Copy each line of the records that includes "name".
Supplied material: Begin
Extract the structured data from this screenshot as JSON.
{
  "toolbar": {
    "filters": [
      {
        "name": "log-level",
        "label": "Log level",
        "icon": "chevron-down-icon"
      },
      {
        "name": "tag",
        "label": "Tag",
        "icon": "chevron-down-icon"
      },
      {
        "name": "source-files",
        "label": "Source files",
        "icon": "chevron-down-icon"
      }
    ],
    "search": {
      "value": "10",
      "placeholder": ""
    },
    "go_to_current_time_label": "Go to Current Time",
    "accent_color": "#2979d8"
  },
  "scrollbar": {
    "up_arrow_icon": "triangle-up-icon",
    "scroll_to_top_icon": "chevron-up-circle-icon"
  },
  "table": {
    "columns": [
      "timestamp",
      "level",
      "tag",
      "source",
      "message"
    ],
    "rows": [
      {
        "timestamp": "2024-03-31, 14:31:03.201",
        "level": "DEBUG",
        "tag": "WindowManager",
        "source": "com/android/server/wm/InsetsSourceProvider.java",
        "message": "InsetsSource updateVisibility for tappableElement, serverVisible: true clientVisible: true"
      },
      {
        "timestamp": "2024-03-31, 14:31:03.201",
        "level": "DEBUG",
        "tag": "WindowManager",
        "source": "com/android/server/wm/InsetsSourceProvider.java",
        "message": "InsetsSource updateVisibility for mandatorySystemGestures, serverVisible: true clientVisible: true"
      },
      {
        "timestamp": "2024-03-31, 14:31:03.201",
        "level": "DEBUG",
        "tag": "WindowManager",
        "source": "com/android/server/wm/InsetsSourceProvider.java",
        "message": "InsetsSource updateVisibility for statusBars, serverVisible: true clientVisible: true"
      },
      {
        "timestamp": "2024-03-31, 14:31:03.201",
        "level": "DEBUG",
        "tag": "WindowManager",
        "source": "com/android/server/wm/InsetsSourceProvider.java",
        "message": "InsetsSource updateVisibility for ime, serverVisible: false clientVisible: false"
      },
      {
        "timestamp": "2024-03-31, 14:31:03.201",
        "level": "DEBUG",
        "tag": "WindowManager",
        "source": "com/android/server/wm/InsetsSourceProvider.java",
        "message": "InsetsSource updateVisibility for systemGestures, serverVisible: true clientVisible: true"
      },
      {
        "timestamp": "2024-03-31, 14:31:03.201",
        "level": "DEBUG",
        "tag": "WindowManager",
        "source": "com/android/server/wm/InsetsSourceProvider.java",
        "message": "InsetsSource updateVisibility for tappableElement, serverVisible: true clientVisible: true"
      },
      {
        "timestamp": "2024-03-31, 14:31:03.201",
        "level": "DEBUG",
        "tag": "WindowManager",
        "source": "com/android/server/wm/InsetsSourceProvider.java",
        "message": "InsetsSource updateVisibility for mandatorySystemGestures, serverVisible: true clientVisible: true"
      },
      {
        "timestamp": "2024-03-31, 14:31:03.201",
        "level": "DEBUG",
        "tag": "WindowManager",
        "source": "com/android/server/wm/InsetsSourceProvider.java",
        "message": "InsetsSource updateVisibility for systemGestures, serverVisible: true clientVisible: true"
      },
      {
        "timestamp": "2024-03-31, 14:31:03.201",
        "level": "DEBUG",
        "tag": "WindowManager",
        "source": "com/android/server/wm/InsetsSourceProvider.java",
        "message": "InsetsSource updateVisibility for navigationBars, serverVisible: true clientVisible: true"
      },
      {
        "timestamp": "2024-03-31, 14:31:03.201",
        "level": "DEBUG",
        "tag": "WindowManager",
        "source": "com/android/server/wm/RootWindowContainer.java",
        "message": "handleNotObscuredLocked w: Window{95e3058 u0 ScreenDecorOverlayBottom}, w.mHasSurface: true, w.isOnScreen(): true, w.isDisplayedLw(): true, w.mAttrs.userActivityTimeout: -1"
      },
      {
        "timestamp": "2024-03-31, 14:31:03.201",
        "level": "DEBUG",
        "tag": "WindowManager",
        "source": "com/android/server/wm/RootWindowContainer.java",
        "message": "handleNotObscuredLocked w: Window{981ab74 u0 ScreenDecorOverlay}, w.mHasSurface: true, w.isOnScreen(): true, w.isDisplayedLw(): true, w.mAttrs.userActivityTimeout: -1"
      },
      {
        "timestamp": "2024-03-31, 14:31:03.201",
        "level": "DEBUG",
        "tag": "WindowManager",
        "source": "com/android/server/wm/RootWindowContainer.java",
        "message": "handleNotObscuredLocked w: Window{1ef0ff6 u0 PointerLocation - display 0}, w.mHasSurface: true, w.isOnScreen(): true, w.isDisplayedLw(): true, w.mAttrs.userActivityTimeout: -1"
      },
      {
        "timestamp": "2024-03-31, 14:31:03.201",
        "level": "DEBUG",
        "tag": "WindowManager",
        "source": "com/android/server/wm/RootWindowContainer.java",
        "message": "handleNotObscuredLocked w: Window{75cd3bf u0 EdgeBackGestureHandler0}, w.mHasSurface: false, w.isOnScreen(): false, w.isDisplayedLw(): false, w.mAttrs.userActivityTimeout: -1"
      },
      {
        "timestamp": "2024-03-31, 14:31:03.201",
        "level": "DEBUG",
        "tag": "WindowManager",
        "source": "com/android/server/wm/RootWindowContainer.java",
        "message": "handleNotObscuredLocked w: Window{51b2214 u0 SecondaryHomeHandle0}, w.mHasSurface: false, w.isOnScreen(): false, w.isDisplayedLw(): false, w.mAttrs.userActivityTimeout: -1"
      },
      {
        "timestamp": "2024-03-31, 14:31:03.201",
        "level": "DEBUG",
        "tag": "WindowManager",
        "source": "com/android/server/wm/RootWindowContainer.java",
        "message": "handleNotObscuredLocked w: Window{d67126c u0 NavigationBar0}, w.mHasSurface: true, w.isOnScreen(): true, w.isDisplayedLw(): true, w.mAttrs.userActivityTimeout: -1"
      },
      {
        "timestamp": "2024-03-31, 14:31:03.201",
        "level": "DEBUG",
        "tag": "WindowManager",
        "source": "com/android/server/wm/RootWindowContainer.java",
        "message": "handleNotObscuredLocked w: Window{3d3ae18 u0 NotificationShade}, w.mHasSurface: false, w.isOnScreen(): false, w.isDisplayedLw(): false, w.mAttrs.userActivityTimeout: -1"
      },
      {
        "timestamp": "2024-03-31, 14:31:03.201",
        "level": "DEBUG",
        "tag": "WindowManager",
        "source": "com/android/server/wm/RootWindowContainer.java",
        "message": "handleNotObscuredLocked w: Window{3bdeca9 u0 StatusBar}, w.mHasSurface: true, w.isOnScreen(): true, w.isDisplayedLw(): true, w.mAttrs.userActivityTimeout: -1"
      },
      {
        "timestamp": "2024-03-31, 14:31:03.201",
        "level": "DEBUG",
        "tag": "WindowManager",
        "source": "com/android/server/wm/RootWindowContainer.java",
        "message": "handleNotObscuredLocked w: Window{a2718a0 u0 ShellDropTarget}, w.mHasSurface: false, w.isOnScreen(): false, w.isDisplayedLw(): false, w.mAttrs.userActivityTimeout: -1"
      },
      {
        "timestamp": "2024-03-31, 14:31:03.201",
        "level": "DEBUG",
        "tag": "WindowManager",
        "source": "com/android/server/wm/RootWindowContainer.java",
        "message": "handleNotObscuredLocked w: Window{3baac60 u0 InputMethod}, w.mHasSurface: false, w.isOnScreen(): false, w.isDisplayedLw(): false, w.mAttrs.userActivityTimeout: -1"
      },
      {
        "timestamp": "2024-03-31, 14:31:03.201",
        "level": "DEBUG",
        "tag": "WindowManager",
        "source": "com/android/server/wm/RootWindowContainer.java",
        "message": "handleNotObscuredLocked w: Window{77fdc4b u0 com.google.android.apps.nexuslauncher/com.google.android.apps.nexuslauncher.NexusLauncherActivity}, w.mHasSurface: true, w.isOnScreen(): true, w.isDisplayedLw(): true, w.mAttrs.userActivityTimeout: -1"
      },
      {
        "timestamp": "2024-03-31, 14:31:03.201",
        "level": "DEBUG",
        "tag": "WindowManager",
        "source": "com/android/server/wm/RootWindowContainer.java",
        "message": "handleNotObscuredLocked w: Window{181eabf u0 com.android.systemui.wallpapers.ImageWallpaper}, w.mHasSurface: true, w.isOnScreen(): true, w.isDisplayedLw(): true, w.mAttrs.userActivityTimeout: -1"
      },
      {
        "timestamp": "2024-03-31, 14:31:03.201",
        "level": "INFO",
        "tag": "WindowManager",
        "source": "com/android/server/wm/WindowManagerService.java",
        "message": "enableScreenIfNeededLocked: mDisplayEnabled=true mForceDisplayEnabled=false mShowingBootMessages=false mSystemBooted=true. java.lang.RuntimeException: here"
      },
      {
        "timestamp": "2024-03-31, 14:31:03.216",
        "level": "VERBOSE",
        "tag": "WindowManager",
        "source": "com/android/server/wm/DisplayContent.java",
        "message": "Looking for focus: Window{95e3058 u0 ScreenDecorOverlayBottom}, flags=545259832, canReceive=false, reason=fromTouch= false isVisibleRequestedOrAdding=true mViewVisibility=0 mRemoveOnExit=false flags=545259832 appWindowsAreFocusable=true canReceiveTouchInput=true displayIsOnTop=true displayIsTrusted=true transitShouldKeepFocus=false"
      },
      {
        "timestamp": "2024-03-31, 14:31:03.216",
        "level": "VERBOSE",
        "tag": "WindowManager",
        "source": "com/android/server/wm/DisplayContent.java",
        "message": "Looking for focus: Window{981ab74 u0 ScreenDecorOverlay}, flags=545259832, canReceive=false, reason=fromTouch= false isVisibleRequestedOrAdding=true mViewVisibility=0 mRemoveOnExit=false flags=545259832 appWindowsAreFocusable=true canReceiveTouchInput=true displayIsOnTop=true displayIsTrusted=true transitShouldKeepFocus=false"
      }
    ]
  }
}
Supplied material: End
» **Response to this exercise**:
        "name": "log-level",
        "name": "tag",
        "name": "source-files",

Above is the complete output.